Carlsberg on how it will tackle the ‘big job’ of changing brand perceptions
Everyone knows the "probably the best beer in the world" line but few people know the brand behind it, a point vice president of marketing Liam Newton stresses is at the heart of a multi-million attempt to trumpet Carlsberg's Danish roots.
Carlsberg Export has undergone an extensive redesign.
The beer marketer is the first to admit it isn’t the most original of strategies and yet in a market flooded with mainstream brews leaning on their heritage to convince drinkers they are premium, he believes there’s scope to do things differently for Carlsberg Export in the UK. That’s not to say the brand will do away with its iconic strapline (which was revived last year) or fully pull away from football to standout, rather it’s banking on it being the only big, Danish beer to do the heavy lifting.
From subtle tweaks to branded glassware in pubs, to packaging refreshes, and a campaign geared around its Danish provenance, Carlsberg Export is ploughing £15m in the hope people see it in a more premium light.
Time will tell whether it’s enough to spark the shift in perception, which could then pave the wave way for other brands in the portfolio to follow suit. Newton was reluctant to comment on whether the strategic shift is the start of something bigger, though did tie the investment to the brewer’s wider efforts to shift from a volume-led to a value-led one.
“When you look at all the changes happening in the marketplace then I think that mainstream [beer] brands haven’t really changed much in that time,” said Netwon, citing how people are going out less, and drinking less alcohol when they do, as the company’s “biggest challenges”.
It’s a problem stifling all the major brewers, with the 4% net revenue dip in Carlsberg’s latest quarterly results emblematic of the struggles it, and its competitors, face when trying to sell more beer.
“When you look at the newer or more premium brands that have different types of glassware and are doing interesting experiential activity then mainstream brands haven’t really evolved or moved on with the rest of the world. Carlsberg Export is a great vehicle for us to take a really bold step by trying to show that not all mainstream beers are the same,” he added.

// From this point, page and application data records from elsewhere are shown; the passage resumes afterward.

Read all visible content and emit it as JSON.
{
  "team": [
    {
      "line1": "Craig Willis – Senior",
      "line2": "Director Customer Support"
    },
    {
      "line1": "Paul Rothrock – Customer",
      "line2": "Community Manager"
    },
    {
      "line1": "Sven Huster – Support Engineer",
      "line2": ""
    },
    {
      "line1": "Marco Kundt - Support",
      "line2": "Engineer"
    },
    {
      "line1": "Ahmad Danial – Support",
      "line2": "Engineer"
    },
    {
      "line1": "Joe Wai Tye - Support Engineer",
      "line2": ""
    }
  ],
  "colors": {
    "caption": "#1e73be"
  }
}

Part of that plan rests with how the brand extends the premium message in its ads through to shops and pubs. Long a source of contention for many brewers, is the fact that their brands are shown as being quality beers in ads with high production values only to have that image ripped-up by aggressive discounting, and poor in-store creative in supermarkets.
Much more time and effort has gone into getting that balance right this time around. Whether it’s being more selective over what outlets the new Carlsberg Export fonts and glassware appear in or better promotional activity, Newton likens the shift to his marketers “living and breathing the brand rather than just being a marketing campaign”.
On the latter point, the brand is keen to retain the irreverent tone of recent ads as well as make gains in its digital efforts over the coming year. It’s too early to properly outline what the digital plans entail, though Netwon said mobile marketing in-store would be a main area of focus.
“We’re trying to attract a new generation of drinkers with what we’re doing with Carlsberg Export and digital is going to be key to that, particularly mobile. We have some really interesting ideas around what we do digitally with some of our in-store activity," he added.
Whether Netwon can get Carlsberg Export’s Danish ties to chime with its ties to English football remains to be seen. Rather than state outright that the brewer would pull away from football altogether, he pointed to the commercial agreements it has with clubs such as Liverpool and the England team as reasons why it isn’t done with the sport just yet.
“We have lots of relationships with different football clubs and there’s no intention to change that,” he assured. “However, with Carlsberg Export what we’re trying to do is tap into those consumer trends that we’ve observed so that we can premium-ise the brand. When we talk to people about where they think Carlsberg is from people [they] either think its from the UK or they look at the hop leaf and think were from Ireland. They don’t know our roots are in Denmark."
Carlsberg’s ties to UK football are very much trade-orientated, and while this comes with camera-facing assets there is little activation. If it were to pull out from football then it would likely be replaced by Carling, the official beer partner of the Premier League, which is currently limited due to Carlsberg’s deals with clubs.
If it is does extend to their trade deals, this will likely be filled by Carling, the official EPL beer partner, which is currently limited to an EPL licence due to the current Carlsberg trade restrictions.
Anthony Marcou, chief executive of sports marketing agency Sports Revolution, isn’t so sure Carslberg will turn its back on football.
“I’d be very surprised if they pull out all together,” he said. "I suspect this is related to their sponsorships of international tournaments, such as the Euros. These are very expensive and irregular, unlike Heineken and the [UEFA] Champions League, which is active throughout much of the year."
He added: "The irony is that football is still a passion of the millennials. What has changed is the way they engage and how they consume. Like everything else in the entertainment space, the way millennials now engage is through connected devices and over social media. The beer category, and Carlsberg in particular, has traditionally focused on traditional and predictable trade and retail promotions. The association with football is not the problem, but how they activate.”